§ RECORDS FOR THIS EXERCISE:
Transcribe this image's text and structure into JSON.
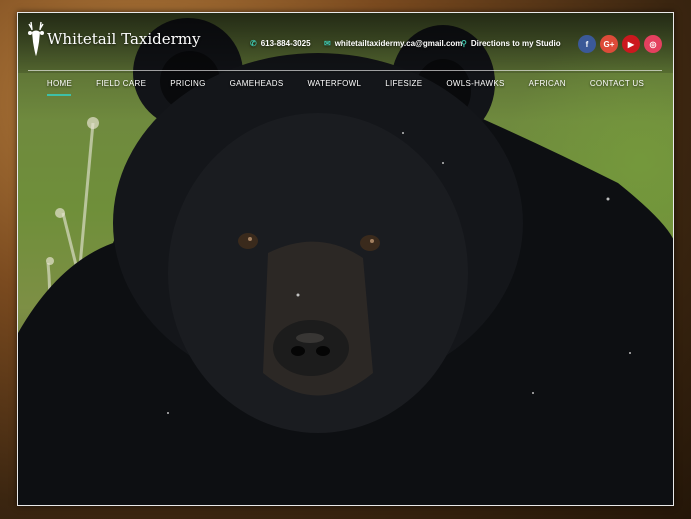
{
  "site": {
    "title": "Whitetail Taxidermy"
  },
  "contact": {
    "phone": "613-884-3025",
    "email": "whitetailtaxidermy.ca@gmail.com",
    "directions": "Directions to my Studio"
  },
  "social": [
    {
      "label": "f",
      "name": "facebook-icon",
      "color": "#3b5998"
    },
    {
      "label": "G+",
      "name": "google-plus-icon",
      "color": "#dd4b39"
    },
    {
      "label": "▶",
      "name": "youtube-icon",
      "color": "#cc181e"
    },
    {
      "label": "◎",
      "name": "instagram-icon",
      "color": "#e4405f"
    }
  ],
  "nav": {
    "items": [
      {
        "label": "HOME",
        "active": true
      },
      {
        "label": "FIELD CARE"
      },
      {
        "label": "PRICING"
      },
      {
        "label": "GAMEHEADS"
      },
      {
        "label": "WATERFOWL"
      },
      {
        "label": "LIFESIZE"
      },
      {
        "label": "OWLS-HAWKS"
      },
      {
        "label": "AFRICAN"
      },
      {
        "label": "CONTACT US"
      }
    ]
  },
  "colors": {
    "accent": "#3ec0a8"
  }
}
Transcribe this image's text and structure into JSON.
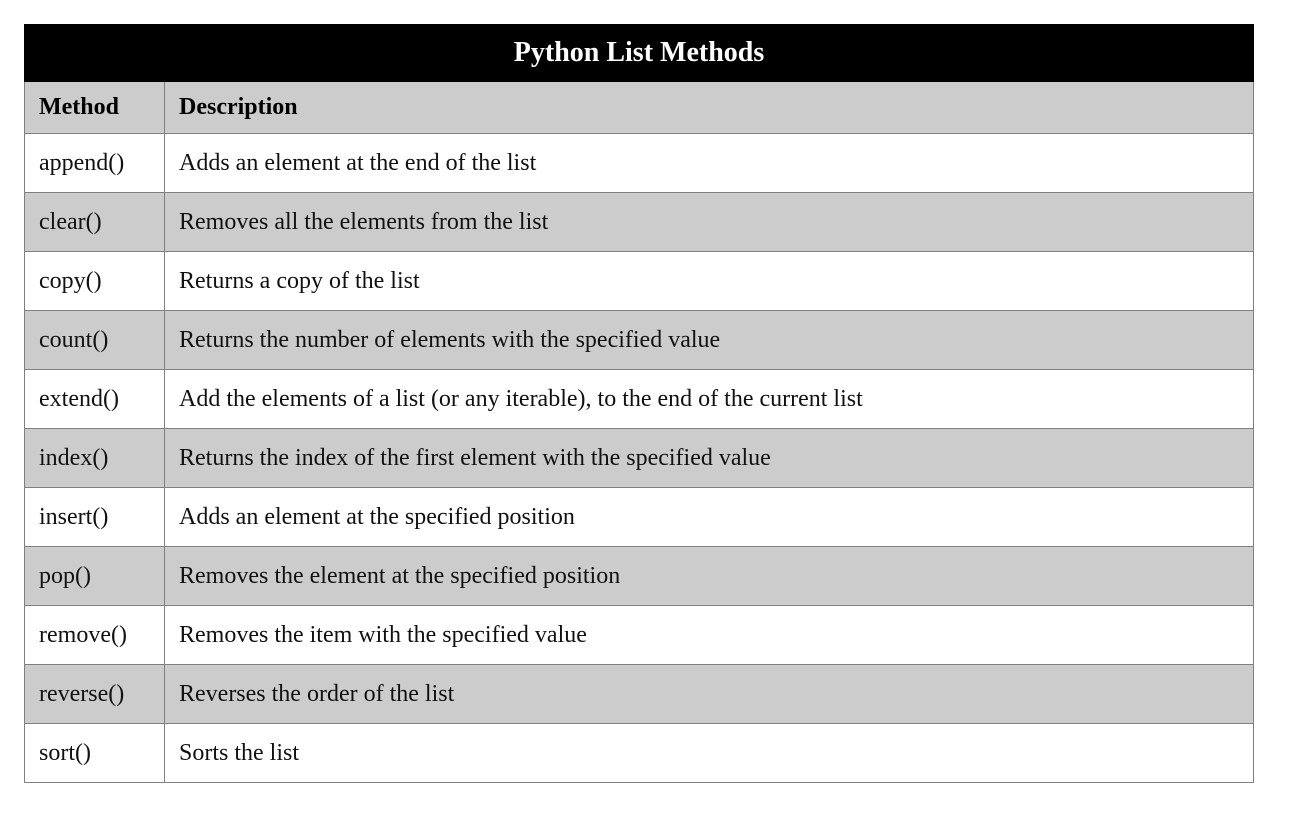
{
  "title": "Python List Methods",
  "columns": {
    "method": "Method",
    "description": "Description"
  },
  "rows": [
    {
      "method": "append()",
      "description": "Adds an element at the end of the list"
    },
    {
      "method": "clear()",
      "description": "Removes all the elements from the list"
    },
    {
      "method": "copy()",
      "description": "Returns a copy of the list"
    },
    {
      "method": "count()",
      "description": "Returns the number of elements with the specified value"
    },
    {
      "method": "extend()",
      "description": "Add the elements of a list (or any iterable), to the end of the current list"
    },
    {
      "method": "index()",
      "description": "Returns the index of the first element with the specified value"
    },
    {
      "method": "insert()",
      "description": "Adds an element at the specified position"
    },
    {
      "method": "pop()",
      "description": "Removes the element at the specified position"
    },
    {
      "method": "remove()",
      "description": "Removes the item with the specified value"
    },
    {
      "method": "reverse()",
      "description": "Reverses the order of the list"
    },
    {
      "method": "sort()",
      "description": "Sorts the list"
    }
  ]
}
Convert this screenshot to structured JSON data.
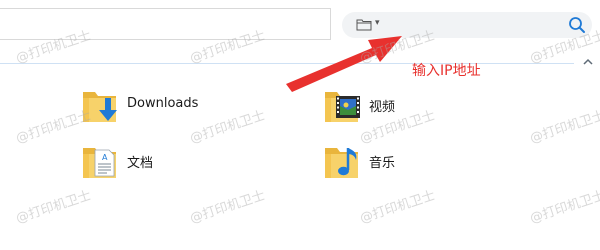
{
  "search": {
    "placeholder": "",
    "value": ""
  },
  "annotation": {
    "text": "输入IP地址",
    "color": "#e8312e"
  },
  "folders": [
    {
      "label": "Downloads",
      "icon": "downloads-folder-icon"
    },
    {
      "label": "视频",
      "icon": "videos-folder-icon"
    },
    {
      "label": "文档",
      "icon": "documents-folder-icon"
    },
    {
      "label": "音乐",
      "icon": "music-folder-icon"
    }
  ],
  "watermark": {
    "text": "@打印机卫士"
  },
  "colors": {
    "folder_yellow": "#f4c550",
    "accent_blue": "#1f7ad6",
    "divider": "#cfe1f4",
    "arrow_red": "#e8312e"
  }
}
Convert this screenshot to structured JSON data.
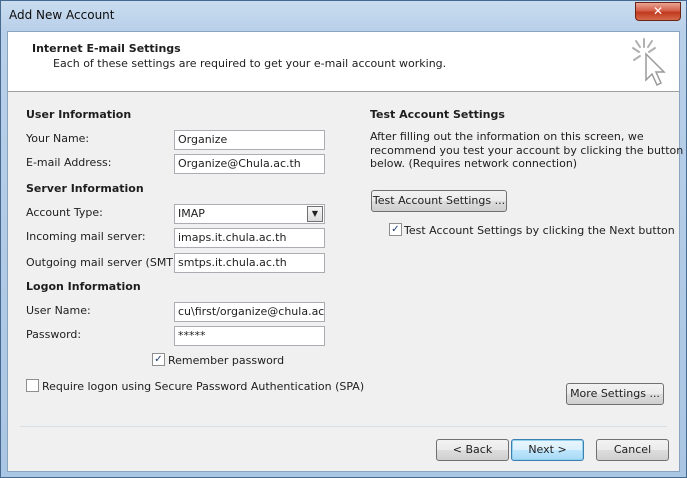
{
  "window": {
    "title": "Add New Account",
    "close_glyph": "✕"
  },
  "header": {
    "title": "Internet E-mail Settings",
    "subtitle": "Each of these settings are required to get your e-mail account working.",
    "icon": "wizard-cursor-icon"
  },
  "user_info": {
    "section_label": "User Information",
    "name_label": "Your Name:",
    "name_value": "Organize",
    "email_label": "E-mail Address:",
    "email_value": "Organize@Chula.ac.th"
  },
  "server_info": {
    "section_label": "Server Information",
    "account_type_label": "Account Type:",
    "account_type_value": "IMAP",
    "incoming_label": "Incoming mail server:",
    "incoming_value": "imaps.it.chula.ac.th",
    "outgoing_label": "Outgoing mail server (SMTP):",
    "outgoing_value": "smtps.it.chula.ac.th"
  },
  "logon_info": {
    "section_label": "Logon Information",
    "username_label": "User Name:",
    "username_value": "cu\\first/organize@chula.ac.th",
    "password_label": "Password:",
    "password_value": "*****",
    "remember_label": "Remember password",
    "remember_checked": true,
    "spa_label": "Require logon using Secure Password Authentication (SPA)",
    "spa_checked": false
  },
  "test_settings": {
    "section_label": "Test Account Settings",
    "description_line1": "After filling out the information on this screen, we",
    "description_line2": "recommend you test your account by clicking the button",
    "description_line3": "below. (Requires network connection)",
    "test_button_label": "Test Account Settings ...",
    "auto_test_label": "Test Account Settings by clicking the Next button",
    "auto_test_checked": true
  },
  "buttons": {
    "more_settings": "More Settings ...",
    "back": "< Back",
    "next": "Next >",
    "cancel": "Cancel"
  },
  "check_glyph": "✓",
  "dropdown_glyph": "▼"
}
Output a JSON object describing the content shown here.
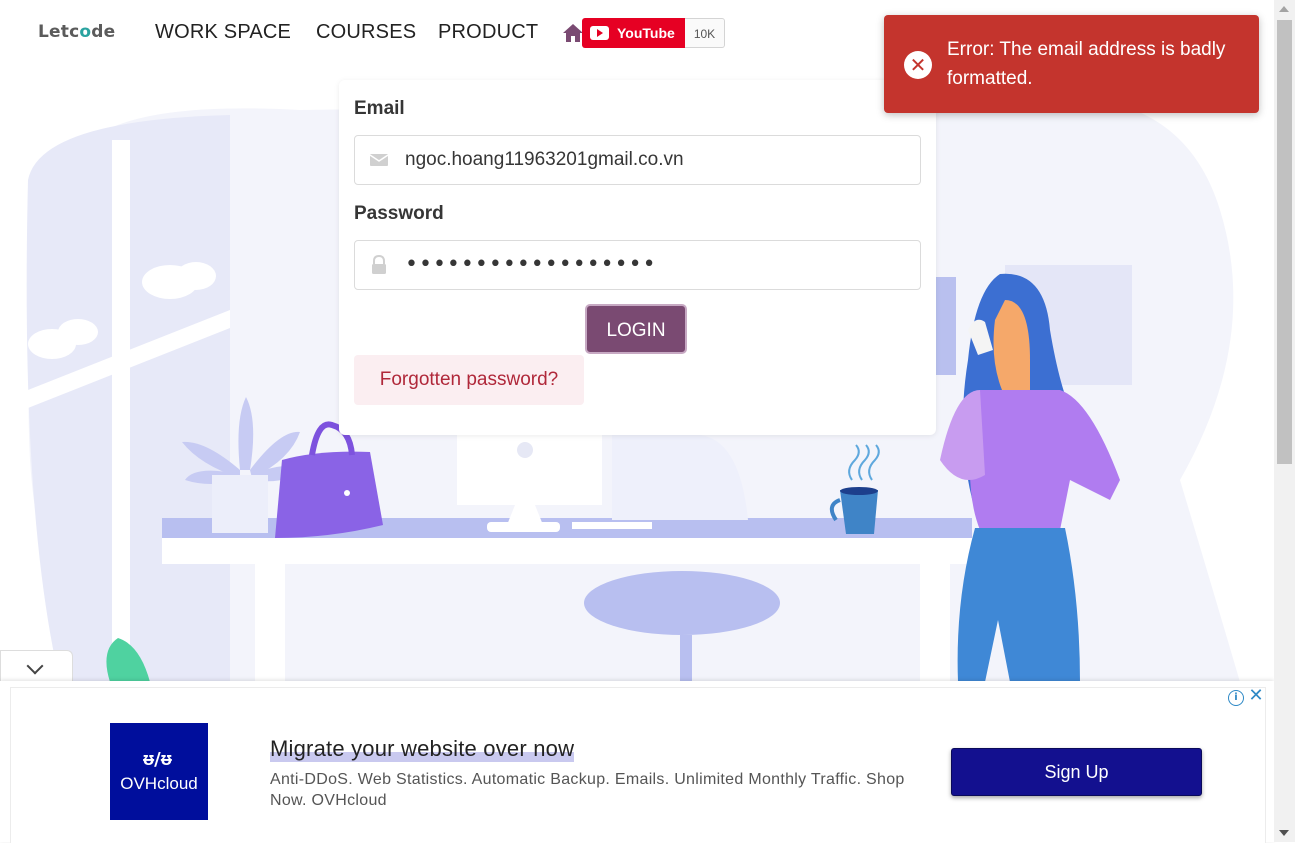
{
  "navbar": {
    "logo_part1": "Letc",
    "logo_part2": "o",
    "logo_part3": "de",
    "items": [
      {
        "label": "WORK SPACE"
      },
      {
        "label": "COURSES"
      },
      {
        "label": "PRODUCT"
      }
    ],
    "youtube_label": "YouTube",
    "youtube_count": "10K"
  },
  "login": {
    "email_label": "Email",
    "email_value": "ngoc.hoang11963201gmail.co.vn",
    "password_label": "Password",
    "password_value": "••••••••••••••••••",
    "login_button": "LOGIN",
    "forgot_link": "Forgotten password?"
  },
  "toast": {
    "message": "Error: The email address is badly formatted.",
    "icon": "close-circle-icon"
  },
  "ad": {
    "brand": "OVHcloud",
    "headline": "Migrate your website over now",
    "description": "Anti-DDoS. Web Statistics. Automatic Backup. Emails. Unlimited Monthly Traffic. Shop Now. OVHcloud",
    "cta": "Sign Up"
  },
  "colors": {
    "primary": "#7a4a72",
    "error": "#c4342d",
    "forgot_bg": "#fbeef1",
    "forgot_text": "#b0283a",
    "ad_cta": "#13108f",
    "ad_logo": "#000e9c"
  }
}
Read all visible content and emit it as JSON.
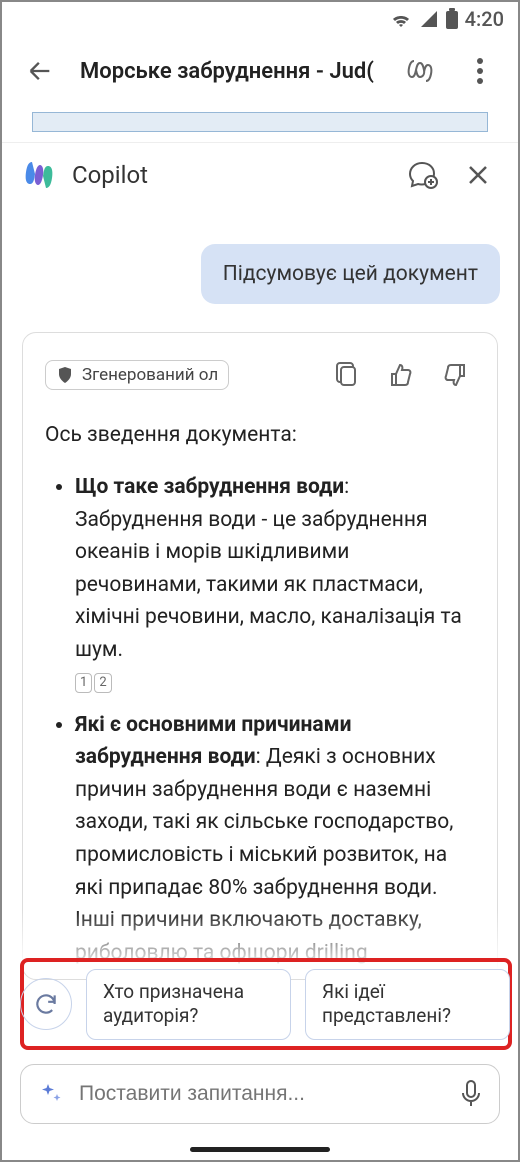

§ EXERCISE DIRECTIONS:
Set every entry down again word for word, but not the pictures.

§ RESULT OF THE EXERCISE:
Transcribe this image's text and structure into JSON.
{
  "site": {
    "title": "Whitetail Taxidermy"
  },
  "contact": {
    "phone": "613-884-3025",
    "email": "whitetailtaxidermy.ca@gmail.com",
    "directions": "Directions to my Studio"
  },
  "social": [
    {
      "label": "f",
      "name": "facebook-icon",
      "color": "#3b5998"
    },
    {
      "label": "G+",
      "name": "google-plus-icon",
      "color": "#dd4b39"
    },
    {
      "label": "▶",
      "name": "youtube-icon",
      "color": "#cc181e"
    },
    {
      "label": "◎",
      "name": "instagram-icon",
      "color": "#e4405f"
    }
  ],
  "nav": {
    "items": [
      {
        "label": "HOME",
        "active": true
      },
      {
        "label": "FIELD CARE"
      },
      {
        "label": "PRICING"
      },
      {
        "label": "GAMEHEADS"
      },
      {
        "label": "WATERFOWL"
      },
      {
        "label": "LIFESIZE"
      },
      {
        "label": "OWLS-HAWKS"
      },
      {
        "label": "AFRICAN"
      },
      {
        "label": "CONTACT US"
      }
    ]
  },
  "colors": {
    "accent": "#3ec0a8"
  }
}
Transcribe this image's text and structure into JSON.
{
  "title": "Python List Methods",
  "columns": {
    "method": "Method",
    "description": "Description"
  },
  "rows": [
    {
      "method": "append()",
      "description": "Adds an element at the end of the list"
    },
    {
      "method": "clear()",
      "description": "Removes all the elements from the list"
    },
    {
      "method": "copy()",
      "description": "Returns a copy of the list"
    },
    {
      "method": "count()",
      "description": "Returns the number of elements with the specified value"
    },
    {
      "method": "extend()",
      "description": "Add the elements of a list (or any iterable), to the end of the current list"
    },
    {
      "method": "index()",
      "description": "Returns the index of the first element with the specified value"
    },
    {
      "method": "insert()",
      "description": "Adds an element at the specified position"
    },
    {
      "method": "pop()",
      "description": "Removes the element at the specified position"
    },
    {
      "method": "remove()",
      "description": "Removes the item with the specified value"
    },
    {
      "method": "reverse()",
      "description": "Reverses the order of the list"
    },
    {
      "method": "sort()",
      "description": "Sorts the list"
    }
  ]
}
Convert this screenshot to structured JSON data.
{
  "search": {
    "placeholder": "",
    "value": ""
  },
  "annotation": {
    "text": "输入IP地址",
    "color": "#e8312e"
  },
  "folders": [
    {
      "label": "Downloads",
      "icon": "downloads-folder-icon"
    },
    {
      "label": "视频",
      "icon": "videos-folder-icon"
    },
    {
      "label": "文档",
      "icon": "documents-folder-icon"
    },
    {
      "label": "音乐",
      "icon": "music-folder-icon"
    }
  ],
  "watermark": {
    "text": "@打印机卫士"
  },
  "colors": {
    "folder_yellow": "#f4c550",
    "accent_blue": "#1f7ad6",
    "divider": "#cfe1f4",
    "arrow_red": "#e8312e"
  }
}
Convert this screenshot to structured JSON data.
{
  "window": {
    "title": "Add New Account",
    "close_glyph": "✕"
  },
  "header": {
    "title": "Internet E-mail Settings",
    "subtitle": "Each of these settings are required to get your e-mail account working.",
    "icon": "wizard-cursor-icon"
  },
  "user_info": {
    "section_label": "User Information",
    "name_label": "Your Name:",
    "name_value": "Organize",
    "email_label": "E-mail Address:",
    "email_value": "Organize@Chula.ac.th"
  },
  "server_info": {
    "section_label": "Server Information",
    "account_type_label": "Account Type:",
    "account_type_value": "IMAP",
    "incoming_label": "Incoming mail server:",
    "incoming_value": "imaps.it.chula.ac.th",
    "outgoing_label": "Outgoing mail server (SMTP):",
    "outgoing_value": "smtps.it.chula.ac.th"
  },
  "logon_info": {
    "section_label": "Logon Information",
    "username_label": "User Name:",
    "username_value": "cu\\first/organize@chula.ac.th",
    "password_label": "Password:",
    "password_value": "*****",
    "remember_label": "Remember password",
    "remember_checked": true,
    "spa_label": "Require logon using Secure Password Authentication (SPA)",
    "spa_checked": false
  },
  "test_settings": {
    "section_label": "Test Account Settings",
    "description_line1": "After filling out the information on this screen, we",
    "description_line2": "recommend you test your account by clicking the button",
    "description_line3": "below. (Requires network connection)",
    "test_button_label": "Test Account Settings ...",
    "auto_test_label": "Test Account Settings by clicking the Next button",
    "auto_test_checked": true
  },
  "buttons": {
    "more_settings": "More Settings ...",
    "back": "< Back",
    "next": "Next >",
    "cancel": "Cancel"
  },
  "check_glyph": "✓",
  "dropdown_glyph": "▼"
}
Output a JSON object describing the content shown here.
{
  "navbar": {
    "logo_part1": "Letc",
    "logo_part2": "o",
    "logo_part3": "de",
    "items": [
      {
        "label": "WORK SPACE"
      },
      {
        "label": "COURSES"
      },
      {
        "label": "PRODUCT"
      }
    ],
    "youtube_label": "YouTube",
    "youtube_count": "10K"
  },
  "login": {
    "email_label": "Email",
    "email_value": "ngoc.hoang11963201gmail.co.vn",
    "password_label": "Password",
    "password_value": "••••••••••••••••••",
    "login_button": "LOGIN",
    "forgot_link": "Forgotten password?"
  },
  "toast": {
    "message": "Error: The email address is badly formatted.",
    "icon": "close-circle-icon"
  },
  "ad": {
    "brand": "OVHcloud",
    "headline": "Migrate your website over now",
    "description": "Anti-DDoS. Web Statistics. Automatic Backup. Emails. Unlimited Monthly Traffic. Shop Now. OVHcloud",
    "cta": "Sign Up"
  },
  "colors": {
    "primary": "#7a4a72",
    "error": "#c4342d",
    "forgot_bg": "#fbeef1",
    "forgot_text": "#b0283a",
    "ad_cta": "#13108f",
    "ad_logo": "#000e9c"
  }
}
Read all visible content and emit it as JSON.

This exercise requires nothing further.